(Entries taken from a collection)
-*-

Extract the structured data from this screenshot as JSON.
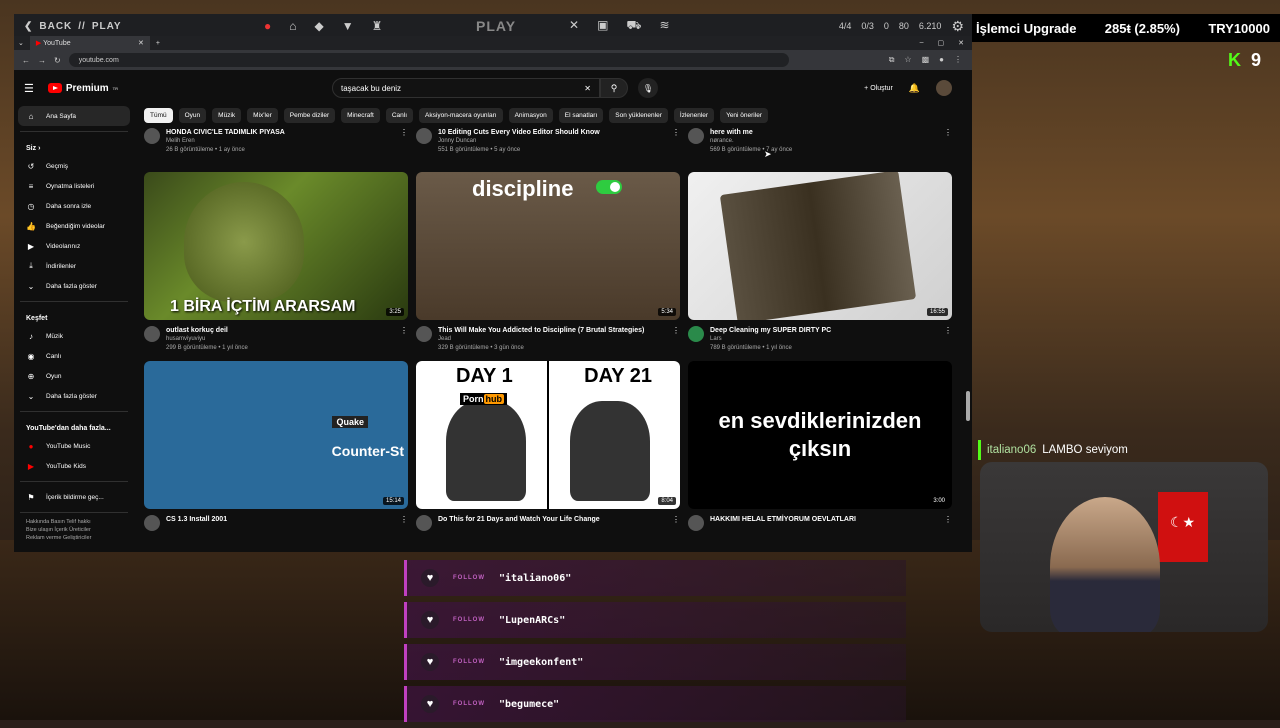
{
  "overlay": {
    "back": "BACK",
    "sep": "//",
    "play_label": "PLAY",
    "title": "PLAY",
    "stats": {
      "s1": "4/4",
      "s2": "0/3",
      "s3": "0",
      "s4": "80",
      "s5": "6.210"
    },
    "banner": "İşlemci Upgrade",
    "banner_amount": "285ŧ (2.85%)",
    "banner_goal": "TRY10000",
    "k_letter": "K",
    "k_num": "9"
  },
  "browser": {
    "tab_title": "YouTube",
    "url": "youtube.com"
  },
  "youtube": {
    "logo": "Premium",
    "logo_sup": "TR",
    "search_value": "taşacak bu deniz",
    "create": "Oluştur",
    "sidebar": {
      "home": "Ana Sayfa",
      "you": "Siz",
      "you_items": [
        "Geçmiş",
        "Oynatma listeleri",
        "Daha sonra izle",
        "Beğendiğim videolar",
        "Videolarınız",
        "İndirilenler",
        "Daha fazla göster"
      ],
      "explore": "Keşfet",
      "explore_items": [
        "Müzik",
        "Canlı",
        "Oyun",
        "Daha fazla göster"
      ],
      "more_yt": "YouTube'dan daha fazla...",
      "more_items": [
        "YouTube Music",
        "YouTube Kids"
      ],
      "feedback": "İçerik bildirme geç...",
      "footer1": "Hakkında  Basın  Telif hakkı",
      "footer2": "Bize ulaşın  İçerik Üreticiler",
      "footer3": "Reklam verme  Geliştiriciler"
    },
    "chips": [
      "Tümü",
      "Oyun",
      "Müzik",
      "Mix'ler",
      "Pembe diziler",
      "Minecraft",
      "Canlı",
      "Aksiyon-macera oyunları",
      "Animasyon",
      "El sanatları",
      "Son yüklenenler",
      "İzlenenler",
      "Yeni öneriler"
    ],
    "top_row": [
      {
        "title": "HONDA CIVIC'LE TADIMLIK PIYASA",
        "channel": "Melih Eren",
        "stats": "26 B görüntüleme • 1 ay önce"
      },
      {
        "title": "10 Editing Cuts Every Video Editor Should Know",
        "channel": "Jonny Duncan",
        "stats": "551 B görüntüleme • 5 ay önce"
      },
      {
        "title": "here with me",
        "channel": "nørance.",
        "stats": "569 B görüntüleme • 7 ay önce"
      }
    ],
    "row1": [
      {
        "title": "outlast korkuç deil",
        "channel": "husamviyuviyu",
        "stats": "299 B görüntüleme • 1 yıl önce",
        "duration": "3:25",
        "caption": "1 BİRA İÇTİM ARARSAM"
      },
      {
        "title": "This Will Make You Addicted to Discipline (7 Brutal Strategies)",
        "channel": "Jead",
        "stats": "329 B görüntüleme • 3 gün önce",
        "duration": "5:34",
        "caption": "discipline"
      },
      {
        "title": "Deep Cleaning my SUPER DIRTY PC",
        "channel": "Lars",
        "stats": "789 B görüntüleme • 1 yıl önce",
        "duration": "16:55"
      }
    ],
    "row2": [
      {
        "title": "CS 1.3 Install 2001",
        "duration": "15:14",
        "caption1": "Counter-St",
        "caption2": "Quake"
      },
      {
        "title": "Do This for 21 Days and Watch Your Life Change",
        "duration": "8:04",
        "day1": "DAY 1",
        "day21": "DAY 21",
        "ph1": "Porn",
        "ph2": "hub"
      },
      {
        "title": "HAKKIMI HELAL ETMİYORUM OEVLATLARI",
        "duration": "3:00",
        "caption": "en sevdiklerinizden çıksın"
      }
    ]
  },
  "chat": {
    "user": "italiano06",
    "message": "LAMBO seviyom"
  },
  "follows": {
    "label": "FOLLOW",
    "names": [
      "\"italiano06\"",
      "\"LupenARCs\"",
      "\"imgeekonfent\"",
      "\"begumece\""
    ]
  },
  "colors": {
    "kick_green": "#53fc18",
    "yt_red": "#ff0000",
    "follow_purple": "#c040c0"
  }
}
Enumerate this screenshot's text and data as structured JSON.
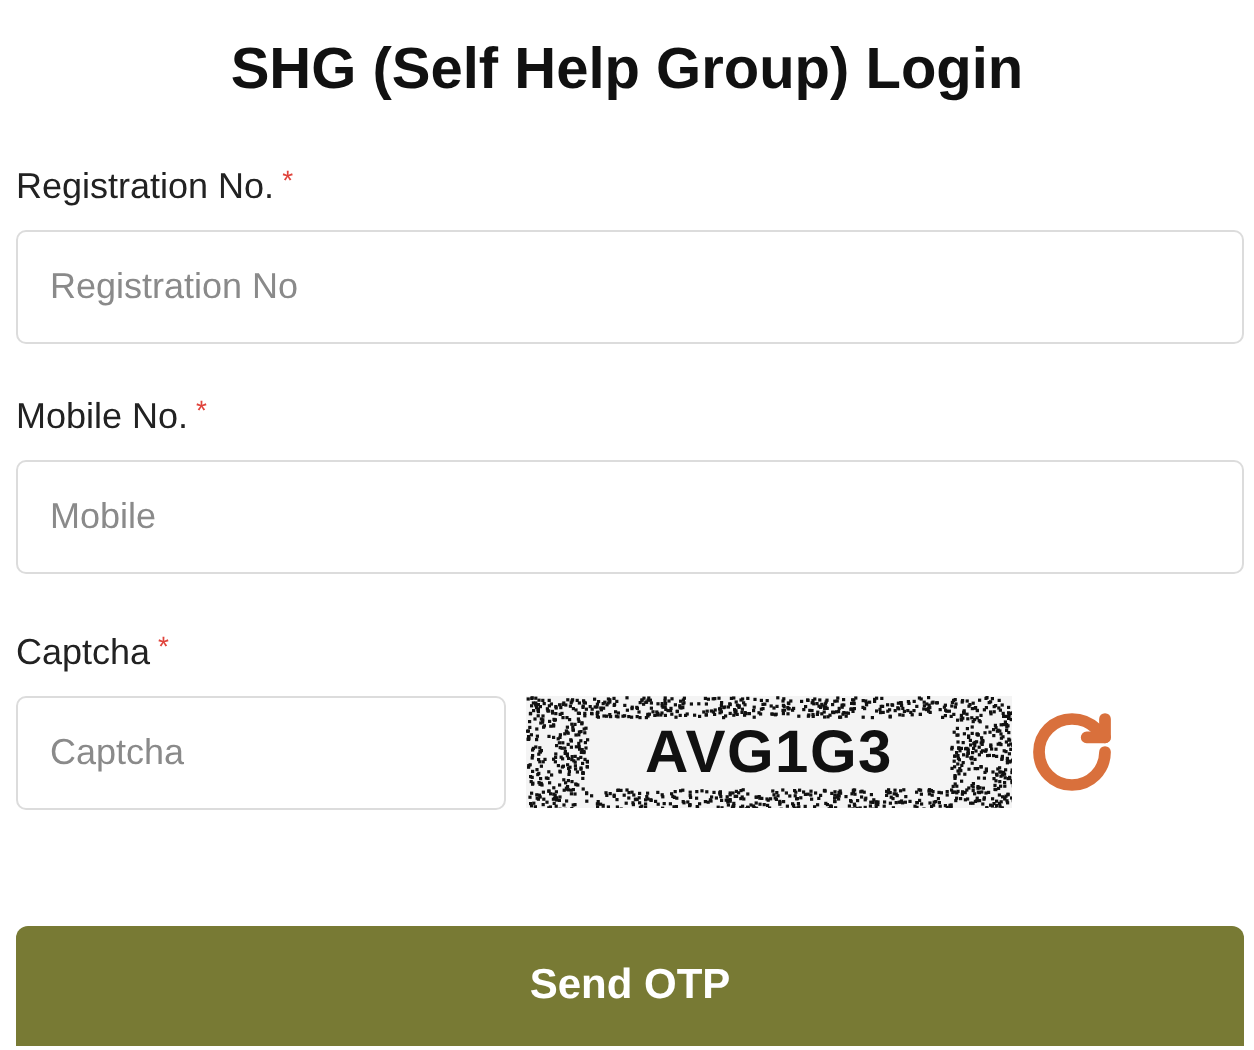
{
  "title": "SHG (Self Help Group) Login",
  "fields": [
    {
      "label": "Registration No.",
      "required_mark": "*",
      "placeholder": "Registration No"
    },
    {
      "label": "Mobile No.",
      "required_mark": "*",
      "placeholder": "Mobile"
    }
  ],
  "captcha": {
    "label": "Captcha",
    "required_mark": "*",
    "placeholder": "Captcha",
    "code": "AVG1G3"
  },
  "submit": "Send OTP"
}
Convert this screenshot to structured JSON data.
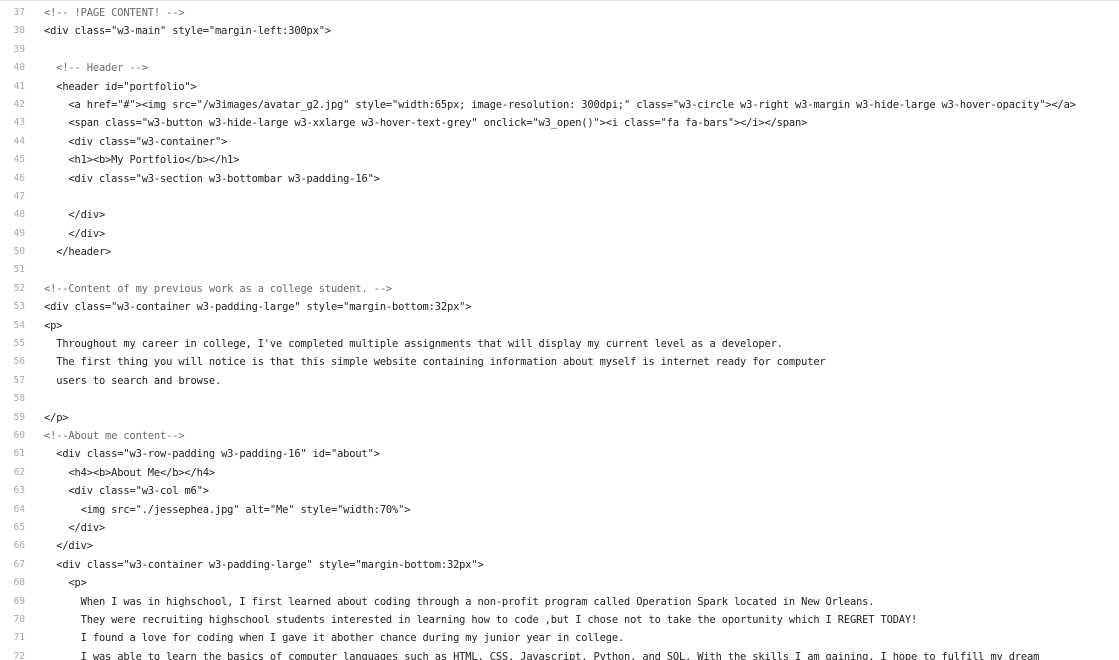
{
  "editor": {
    "lines": [
      {
        "num": "37",
        "text": "<!-- !PAGE CONTENT! -->",
        "kind": "comment"
      },
      {
        "num": "38",
        "text": "<div class=\"w3-main\" style=\"margin-left:300px\">",
        "kind": "code"
      },
      {
        "num": "39",
        "text": "",
        "kind": "code"
      },
      {
        "num": "40",
        "text": "  <!-- Header -->",
        "kind": "comment"
      },
      {
        "num": "41",
        "text": "  <header id=\"portfolio\">",
        "kind": "code"
      },
      {
        "num": "42",
        "text": "    <a href=\"#\"><img src=\"/w3images/avatar_g2.jpg\" style=\"width:65px; image-resolution: 300dpi;\" class=\"w3-circle w3-right w3-margin w3-hide-large w3-hover-opacity\"></a>",
        "kind": "code"
      },
      {
        "num": "43",
        "text": "    <span class=\"w3-button w3-hide-large w3-xxlarge w3-hover-text-grey\" onclick=\"w3_open()\"><i class=\"fa fa-bars\"></i></span>",
        "kind": "code"
      },
      {
        "num": "44",
        "text": "    <div class=\"w3-container\">",
        "kind": "code"
      },
      {
        "num": "45",
        "text": "    <h1><b>My Portfolio</b></h1>",
        "kind": "code"
      },
      {
        "num": "46",
        "text": "    <div class=\"w3-section w3-bottombar w3-padding-16\">",
        "kind": "code"
      },
      {
        "num": "47",
        "text": "",
        "kind": "code"
      },
      {
        "num": "48",
        "text": "    </div>",
        "kind": "code"
      },
      {
        "num": "49",
        "text": "    </div>",
        "kind": "code"
      },
      {
        "num": "50",
        "text": "  </header>",
        "kind": "code"
      },
      {
        "num": "51",
        "text": "",
        "kind": "code"
      },
      {
        "num": "52",
        "text": "<!--Content of my previous work as a college student. -->",
        "kind": "comment"
      },
      {
        "num": "53",
        "text": "<div class=\"w3-container w3-padding-large\" style=\"margin-bottom:32px\">",
        "kind": "code"
      },
      {
        "num": "54",
        "text": "<p>",
        "kind": "code"
      },
      {
        "num": "55",
        "text": "  Throughout my career in college, I've completed multiple assignments that will display my current level as a developer.",
        "kind": "code"
      },
      {
        "num": "56",
        "text": "  The first thing you will notice is that this simple website containing information about myself is internet ready for computer",
        "kind": "code"
      },
      {
        "num": "57",
        "text": "  users to search and browse.",
        "kind": "code"
      },
      {
        "num": "58",
        "text": "",
        "kind": "code"
      },
      {
        "num": "59",
        "text": "</p>",
        "kind": "code"
      },
      {
        "num": "60",
        "text": "<!--About me content-->",
        "kind": "comment"
      },
      {
        "num": "61",
        "text": "  <div class=\"w3-row-padding w3-padding-16\" id=\"about\">",
        "kind": "code"
      },
      {
        "num": "62",
        "text": "    <h4><b>About Me</b></h4>",
        "kind": "code"
      },
      {
        "num": "63",
        "text": "    <div class=\"w3-col m6\">",
        "kind": "code"
      },
      {
        "num": "64",
        "text": "      <img src=\"./jessephea.jpg\" alt=\"Me\" style=\"width:70%\">",
        "kind": "code"
      },
      {
        "num": "65",
        "text": "    </div>",
        "kind": "code"
      },
      {
        "num": "66",
        "text": "  </div>",
        "kind": "code"
      },
      {
        "num": "67",
        "text": "  <div class=\"w3-container w3-padding-large\" style=\"margin-bottom:32px\">",
        "kind": "code"
      },
      {
        "num": "68",
        "text": "    <p>",
        "kind": "code"
      },
      {
        "num": "69",
        "text": "      When I was in highschool, I first learned about coding through a non-profit program called Operation Spark located in New Orleans.",
        "kind": "code"
      },
      {
        "num": "70",
        "text": "      They were recruiting highschool students interested in learning how to code ,but I chose not to take the oportunity which I REGRET TODAY!",
        "kind": "code"
      },
      {
        "num": "71",
        "text": "      I found a love for coding when I gave it abother chance during my junior year in college.",
        "kind": "code"
      },
      {
        "num": "72",
        "text": "      I was able to learn the basics of computer languages such as HTML, CSS, Javascript, Python, and SQL. With the skills I am gaining, I hope to fulfill my dream",
        "kind": "code"
      }
    ]
  }
}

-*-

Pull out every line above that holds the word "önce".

_Task result:_
        "stats": "26 B görüntüleme • 1 ay önce"
        "stats": "551 B görüntüleme • 5 ay önce"
        "stats": "569 B görüntüleme • 7 ay önce"
        "stats": "299 B görüntüleme • 1 yıl önce",
        "stats": "329 B görüntüleme • 3 gün önce",
        "stats": "789 B görüntüleme • 1 yıl önce",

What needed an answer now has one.